_THE TASK:_ Show all lines of the listing that contain the word "enim".

_MATERIALS PROVIDED:_
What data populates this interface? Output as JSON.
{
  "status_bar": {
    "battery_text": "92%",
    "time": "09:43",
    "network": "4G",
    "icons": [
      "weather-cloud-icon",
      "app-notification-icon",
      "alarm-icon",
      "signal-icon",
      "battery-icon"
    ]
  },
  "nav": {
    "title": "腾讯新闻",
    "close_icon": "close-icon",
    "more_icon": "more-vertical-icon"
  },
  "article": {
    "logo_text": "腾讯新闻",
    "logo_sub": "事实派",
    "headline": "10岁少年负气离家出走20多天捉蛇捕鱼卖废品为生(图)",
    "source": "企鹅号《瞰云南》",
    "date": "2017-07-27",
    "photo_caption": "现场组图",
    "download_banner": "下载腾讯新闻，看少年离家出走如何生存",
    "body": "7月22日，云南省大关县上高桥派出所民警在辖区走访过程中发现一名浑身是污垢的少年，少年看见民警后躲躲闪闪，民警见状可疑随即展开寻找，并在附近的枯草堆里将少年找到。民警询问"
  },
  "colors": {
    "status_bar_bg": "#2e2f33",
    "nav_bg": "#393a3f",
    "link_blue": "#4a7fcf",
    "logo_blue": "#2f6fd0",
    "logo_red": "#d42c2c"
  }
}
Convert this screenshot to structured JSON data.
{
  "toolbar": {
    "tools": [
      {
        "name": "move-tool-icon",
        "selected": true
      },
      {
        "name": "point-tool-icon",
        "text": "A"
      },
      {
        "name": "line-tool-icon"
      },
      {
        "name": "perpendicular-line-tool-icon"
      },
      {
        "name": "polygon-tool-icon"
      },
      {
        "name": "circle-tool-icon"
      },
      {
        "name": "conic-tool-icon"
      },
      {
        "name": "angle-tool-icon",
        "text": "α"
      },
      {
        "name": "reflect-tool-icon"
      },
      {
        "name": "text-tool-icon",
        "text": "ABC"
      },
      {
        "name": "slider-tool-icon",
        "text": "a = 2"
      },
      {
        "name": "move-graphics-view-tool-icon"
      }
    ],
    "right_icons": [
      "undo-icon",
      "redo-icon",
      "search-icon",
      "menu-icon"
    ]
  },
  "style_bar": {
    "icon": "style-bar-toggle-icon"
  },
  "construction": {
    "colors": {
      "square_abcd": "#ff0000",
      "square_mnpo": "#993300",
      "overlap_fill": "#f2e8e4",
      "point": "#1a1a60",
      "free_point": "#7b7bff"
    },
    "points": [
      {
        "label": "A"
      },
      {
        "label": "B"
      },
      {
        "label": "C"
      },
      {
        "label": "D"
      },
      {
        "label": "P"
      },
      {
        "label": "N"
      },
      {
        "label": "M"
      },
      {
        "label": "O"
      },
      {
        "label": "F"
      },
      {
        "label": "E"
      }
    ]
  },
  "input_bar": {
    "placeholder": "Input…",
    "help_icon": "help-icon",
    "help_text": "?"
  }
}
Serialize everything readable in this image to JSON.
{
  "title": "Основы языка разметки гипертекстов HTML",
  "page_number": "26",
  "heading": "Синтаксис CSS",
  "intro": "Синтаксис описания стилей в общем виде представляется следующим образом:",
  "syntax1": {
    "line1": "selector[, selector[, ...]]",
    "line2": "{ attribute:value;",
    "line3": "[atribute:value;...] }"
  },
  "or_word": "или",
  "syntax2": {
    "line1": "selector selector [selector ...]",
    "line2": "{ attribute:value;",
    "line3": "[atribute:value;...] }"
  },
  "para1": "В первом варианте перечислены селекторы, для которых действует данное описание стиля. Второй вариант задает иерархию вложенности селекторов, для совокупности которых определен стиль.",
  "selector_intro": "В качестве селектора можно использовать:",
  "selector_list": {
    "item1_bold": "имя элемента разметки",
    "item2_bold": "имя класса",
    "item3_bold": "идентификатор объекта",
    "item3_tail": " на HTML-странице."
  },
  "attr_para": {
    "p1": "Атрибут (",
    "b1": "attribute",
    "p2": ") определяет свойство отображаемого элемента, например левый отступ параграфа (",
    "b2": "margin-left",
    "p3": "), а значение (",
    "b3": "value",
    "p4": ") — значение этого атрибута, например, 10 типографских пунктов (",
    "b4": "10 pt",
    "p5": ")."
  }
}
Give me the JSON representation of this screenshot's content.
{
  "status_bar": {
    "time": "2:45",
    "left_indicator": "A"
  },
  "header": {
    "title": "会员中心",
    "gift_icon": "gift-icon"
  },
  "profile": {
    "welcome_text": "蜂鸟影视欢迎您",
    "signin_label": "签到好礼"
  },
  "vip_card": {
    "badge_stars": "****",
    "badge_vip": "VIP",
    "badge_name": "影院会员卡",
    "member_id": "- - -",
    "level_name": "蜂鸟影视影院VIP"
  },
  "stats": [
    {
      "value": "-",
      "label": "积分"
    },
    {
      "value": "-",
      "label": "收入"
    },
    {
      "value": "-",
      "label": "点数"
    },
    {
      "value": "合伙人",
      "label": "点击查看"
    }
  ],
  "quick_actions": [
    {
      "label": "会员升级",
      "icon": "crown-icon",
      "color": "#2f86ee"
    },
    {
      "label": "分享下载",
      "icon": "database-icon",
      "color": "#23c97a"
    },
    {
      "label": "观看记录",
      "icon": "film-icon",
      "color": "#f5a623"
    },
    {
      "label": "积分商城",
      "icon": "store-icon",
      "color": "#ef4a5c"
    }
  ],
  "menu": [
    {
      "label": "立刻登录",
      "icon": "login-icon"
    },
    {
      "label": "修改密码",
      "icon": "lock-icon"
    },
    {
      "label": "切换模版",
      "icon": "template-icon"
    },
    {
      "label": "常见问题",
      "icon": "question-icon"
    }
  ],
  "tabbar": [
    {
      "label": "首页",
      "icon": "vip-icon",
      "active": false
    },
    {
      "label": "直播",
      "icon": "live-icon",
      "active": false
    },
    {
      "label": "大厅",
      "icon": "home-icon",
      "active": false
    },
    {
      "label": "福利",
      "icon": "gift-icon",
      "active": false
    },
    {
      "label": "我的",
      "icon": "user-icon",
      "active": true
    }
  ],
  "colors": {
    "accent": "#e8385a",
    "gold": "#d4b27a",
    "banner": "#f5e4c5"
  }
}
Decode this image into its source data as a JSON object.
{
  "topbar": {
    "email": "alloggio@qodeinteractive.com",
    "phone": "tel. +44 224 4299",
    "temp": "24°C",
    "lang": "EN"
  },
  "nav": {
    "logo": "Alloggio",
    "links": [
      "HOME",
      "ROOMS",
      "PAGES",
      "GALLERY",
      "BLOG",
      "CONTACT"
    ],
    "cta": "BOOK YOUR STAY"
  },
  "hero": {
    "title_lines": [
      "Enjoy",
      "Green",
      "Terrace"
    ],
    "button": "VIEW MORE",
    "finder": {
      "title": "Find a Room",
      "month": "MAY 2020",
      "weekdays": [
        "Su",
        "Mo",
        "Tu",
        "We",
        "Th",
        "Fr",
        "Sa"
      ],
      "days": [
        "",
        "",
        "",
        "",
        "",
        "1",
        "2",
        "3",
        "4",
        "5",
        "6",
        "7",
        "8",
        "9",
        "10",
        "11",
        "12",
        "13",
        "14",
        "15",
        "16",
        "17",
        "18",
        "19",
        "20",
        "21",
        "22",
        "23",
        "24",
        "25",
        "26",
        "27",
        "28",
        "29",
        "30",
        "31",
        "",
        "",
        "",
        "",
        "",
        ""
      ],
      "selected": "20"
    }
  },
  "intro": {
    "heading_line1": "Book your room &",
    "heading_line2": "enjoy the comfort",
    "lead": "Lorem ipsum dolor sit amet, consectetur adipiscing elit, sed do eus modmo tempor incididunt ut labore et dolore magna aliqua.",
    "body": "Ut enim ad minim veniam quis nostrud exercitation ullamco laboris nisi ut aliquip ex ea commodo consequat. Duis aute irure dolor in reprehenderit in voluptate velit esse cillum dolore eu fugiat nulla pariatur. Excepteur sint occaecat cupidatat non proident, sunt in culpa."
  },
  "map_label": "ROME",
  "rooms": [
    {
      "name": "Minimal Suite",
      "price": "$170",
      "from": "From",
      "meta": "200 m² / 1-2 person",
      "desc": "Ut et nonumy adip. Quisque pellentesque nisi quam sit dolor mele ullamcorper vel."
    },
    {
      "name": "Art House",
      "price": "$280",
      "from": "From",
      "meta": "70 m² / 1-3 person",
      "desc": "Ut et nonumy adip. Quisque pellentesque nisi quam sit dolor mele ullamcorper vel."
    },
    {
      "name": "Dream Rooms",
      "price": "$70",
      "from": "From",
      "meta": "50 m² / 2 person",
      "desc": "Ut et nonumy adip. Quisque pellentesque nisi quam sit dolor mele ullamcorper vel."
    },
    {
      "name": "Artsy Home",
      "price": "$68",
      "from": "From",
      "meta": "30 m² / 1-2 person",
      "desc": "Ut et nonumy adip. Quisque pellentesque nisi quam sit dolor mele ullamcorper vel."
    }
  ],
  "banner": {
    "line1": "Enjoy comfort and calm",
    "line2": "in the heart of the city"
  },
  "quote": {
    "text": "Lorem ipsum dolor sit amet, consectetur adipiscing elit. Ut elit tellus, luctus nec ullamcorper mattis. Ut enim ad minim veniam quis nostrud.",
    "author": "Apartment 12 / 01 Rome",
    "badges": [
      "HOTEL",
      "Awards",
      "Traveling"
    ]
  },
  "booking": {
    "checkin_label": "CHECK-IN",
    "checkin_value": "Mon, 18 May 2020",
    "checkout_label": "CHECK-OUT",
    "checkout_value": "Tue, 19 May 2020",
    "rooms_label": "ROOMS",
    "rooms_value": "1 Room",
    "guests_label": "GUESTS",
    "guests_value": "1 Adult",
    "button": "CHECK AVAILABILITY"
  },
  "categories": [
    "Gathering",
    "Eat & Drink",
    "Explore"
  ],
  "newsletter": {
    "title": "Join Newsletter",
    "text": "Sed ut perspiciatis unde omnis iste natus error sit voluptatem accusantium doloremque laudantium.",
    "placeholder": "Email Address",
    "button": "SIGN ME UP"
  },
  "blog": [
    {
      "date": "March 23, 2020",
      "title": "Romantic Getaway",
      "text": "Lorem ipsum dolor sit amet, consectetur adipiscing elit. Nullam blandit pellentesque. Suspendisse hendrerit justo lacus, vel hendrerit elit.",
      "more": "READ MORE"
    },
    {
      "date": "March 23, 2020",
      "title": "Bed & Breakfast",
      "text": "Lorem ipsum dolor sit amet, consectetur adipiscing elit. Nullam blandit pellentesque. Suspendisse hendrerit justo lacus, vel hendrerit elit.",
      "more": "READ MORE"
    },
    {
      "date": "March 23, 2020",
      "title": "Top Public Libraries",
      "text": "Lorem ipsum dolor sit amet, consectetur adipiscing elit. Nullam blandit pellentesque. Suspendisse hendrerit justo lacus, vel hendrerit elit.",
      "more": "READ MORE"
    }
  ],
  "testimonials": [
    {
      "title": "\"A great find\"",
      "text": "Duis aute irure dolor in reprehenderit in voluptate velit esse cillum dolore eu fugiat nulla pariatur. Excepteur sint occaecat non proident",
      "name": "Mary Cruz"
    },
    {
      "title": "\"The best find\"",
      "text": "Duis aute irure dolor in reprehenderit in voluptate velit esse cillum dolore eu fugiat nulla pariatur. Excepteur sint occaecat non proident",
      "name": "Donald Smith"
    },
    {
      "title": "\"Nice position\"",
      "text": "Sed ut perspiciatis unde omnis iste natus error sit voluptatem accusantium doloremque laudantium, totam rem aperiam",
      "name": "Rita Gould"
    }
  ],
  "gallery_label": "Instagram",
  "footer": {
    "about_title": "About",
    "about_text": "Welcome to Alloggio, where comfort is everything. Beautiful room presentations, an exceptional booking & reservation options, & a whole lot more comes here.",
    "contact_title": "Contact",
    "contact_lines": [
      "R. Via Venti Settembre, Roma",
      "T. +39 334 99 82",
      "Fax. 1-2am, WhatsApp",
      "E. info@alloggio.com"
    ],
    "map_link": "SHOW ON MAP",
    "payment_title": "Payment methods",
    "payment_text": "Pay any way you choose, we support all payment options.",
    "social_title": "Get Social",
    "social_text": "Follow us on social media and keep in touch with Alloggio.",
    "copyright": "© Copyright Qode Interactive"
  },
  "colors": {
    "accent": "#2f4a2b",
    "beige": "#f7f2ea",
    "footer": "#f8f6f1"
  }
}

_RESPONSE:_
    "body": "Ut enim ad minim veniam quis nostrud exercitation ullamco laboris nisi ut aliquip ex ea commodo consequat. Duis aute irure dolor in reprehenderit in voluptate velit esse cillum dolore eu fugiat nulla pariatur. Excepteur sint occaecat cupidatat non proident, sunt in culpa."
    "text": "Lorem ipsum dolor sit amet, consectetur adipiscing elit. Ut elit tellus, luctus nec ullamcorper mattis. Ut enim ad minim veniam quis nostrud.",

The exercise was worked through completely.